Scores of the formally clad stand from raised seating to celebrate the presentation of Mardi Gras royalty. An elaborately costumed procession walks forth from the curtain to the fanfare of a live-band, greeting and bowing before each section of revelers.
This past Saturday, the Uptown Krewe of Thoth celebrated its annual Bal-Masque at the Pontchartrain Center in Kenner. The black-tie event is a celebration of one of Carnival's largest parading krewes, a staple of the city's Mardi Gras almost yearly since its founding in 1947. Despite coming out of essentially a two-year hiatus due to the COVID-19 pandemic and facing a temporary route change from its traditional path alongside New Orleans' various institutions of healthcare, the reveling spirit of the krewe was out in full force for a year like none other. The chance to finally return to the festivities was a celebrated affair for its riders, ringing home the spirit of the year's theme: "A Gift for You."
The evening began with the national anthem and a performance by the Chalmette High marching band. Soon after, the Bal-Masque began its elaborate presentation, in which various members of the krewe's costumed royal court enter onto the event floor and receive honor for their prominence in the year's parade. This was an impressively elaborate affair; it was pre-rehearsed and tactfully coordinated to the announcer's speeches and a live ensemble band. The gestures, walking paths, and pageantry of the captains and court were very consciously choreographed to highlight each member's unique time in the spotlight (and I do mean a literal spotlight; the manned lighting cues were on-point). Each presentation was bookended with an elaboration on the theme of gift giving, and the ceremonies culminated in the grand entrance and royal procession of Queen and King Thoth.
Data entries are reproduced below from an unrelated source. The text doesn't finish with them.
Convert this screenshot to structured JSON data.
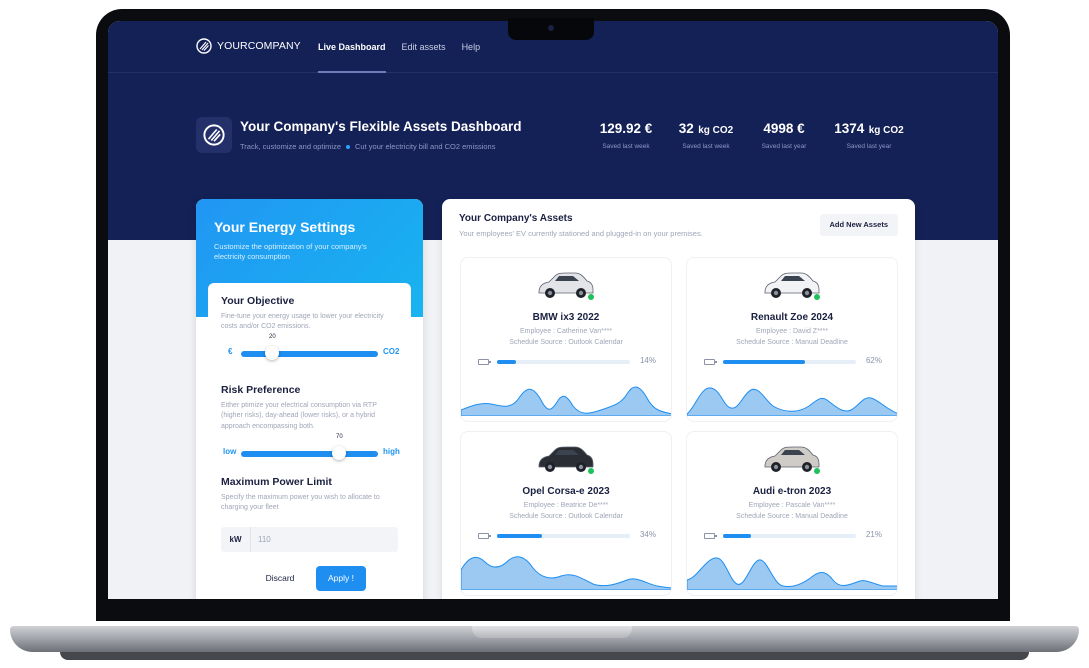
{
  "nav": {
    "brand": "YOURCOMPANY",
    "links": [
      "Live Dashboard",
      "Edit assets",
      "Help"
    ]
  },
  "header": {
    "title": "Your Company's Flexible Assets Dashboard",
    "subtitle_a": "Track, customize and optimize",
    "subtitle_b": "Cut your electricity bill and CO2 emissions",
    "stats": [
      {
        "value": "129.92 €",
        "unit": "",
        "label": "Saved last week"
      },
      {
        "value": "32",
        "unit": "kg CO2",
        "label": "Saved last week"
      },
      {
        "value": "4998 €",
        "unit": "",
        "label": "Saved last year"
      },
      {
        "value": "1374",
        "unit": "kg CO2",
        "label": "Saved last year"
      }
    ]
  },
  "settings": {
    "title": "Your Energy Settings",
    "subtitle": "Customize the optimization of your company's electricity consumption",
    "objective": {
      "title": "Your Objective",
      "desc": "Fine-tune your energy usage to lower your electricity costs and/or CO2 emissions.",
      "left": "€",
      "right": "CO2",
      "value": "20"
    },
    "risk": {
      "title": "Risk Preference",
      "desc": "Either ptimize your electrical consumption via RTP (higher risks), day-ahead (lower risks), or a hybrid approach encompassing both.",
      "left": "low",
      "right": "high",
      "value": "70"
    },
    "power": {
      "title": "Maximum Power Limit",
      "desc": "Specify the maximum power you wish to allocate to charging your fleet",
      "unit": "kW",
      "value": "110"
    },
    "discard": "Discard",
    "apply": "Apply !"
  },
  "assets": {
    "title": "Your Company's Assets",
    "subtitle": "Your employees' EV currently stationed and plugged-in on your premises.",
    "add": "Add New Assets",
    "cards": [
      {
        "name": "BMW ix3 2022",
        "employee": "Employee : Catherine Van****",
        "source": "Schedule Source : Outlook Calendar",
        "percent": "14%",
        "fill": 0.14,
        "color": "#e2e4e8"
      },
      {
        "name": "Renault Zoe 2024",
        "employee": "Employee : David Z****",
        "source": "Schedule Source : Manual Deadline",
        "percent": "62%",
        "fill": 0.62,
        "color": "#f2f3f5"
      },
      {
        "name": "Opel Corsa-e 2023",
        "employee": "Employee : Beatrice De****",
        "source": "Schedule Source : Outlook Calendar",
        "percent": "34%",
        "fill": 0.34,
        "color": "#2a2d33"
      },
      {
        "name": "Audi e-tron 2023",
        "employee": "Employee : Pascale Van****",
        "source": "Schedule Source : Manual Deadline",
        "percent": "21%",
        "fill": 0.21,
        "color": "#cfcbc6"
      }
    ]
  }
}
Following the main ceremonies, the evening burst forth into a massive celebration spanning the entirety of the Pontchartrain Center. Now branching forth into multiple different areas, the musical reigns were passed to a variety of simultaneous acts. On the upper balcony played local band 5 eaux 4. The Yat Pac entertained the grand lobby. The Wiseguys covered the west wing of the building, whereas the east wing was host to The Molly Ringwalds and The Mixed Nuts. Several full-service buffets served the evening with helpings such as andouille gumbo and king cake bread pudding. Having had the chance to talk with several of the krewe's members, there was a strong enthusiasm to see the return of parading this year. The krewe was optimistic for the restoration of its traditional route for next year, but the energy was high to make the most for a fully-equipped parade. A one-of-a-kind route for a one-of-a-kind year.
Given the theme of gift giving, as well as the Krewe's mythological namesake, I can't help but recall a story from antiquity. In the dialogues of Plato, Socrates tells a tale where the god Thoth presents the invention of writing as a gift to the Egyptian pharaoh. The gift is meant to be an aid to memory, but the pharaoh immediately warns of a distinction between written reminders and true living memory. It is fitting to consider that the spectacle and pageantry of Carnival is not merely a ceremonious presentation for tradition's sake, but rather an active celebration of community. The Krewe of Thoth's annual Bal-Masque has primed the group for another great parade this year, and the yearly celebration is a gift ready to be given once again.
The Krewe of Thoth parades on Sunday, February 27 beginning at noon and following the Krewes of Okeanos and Mid-City. For more information on this year's route, see the Krewe of Thoth's page on Mardi Gras New Orleans.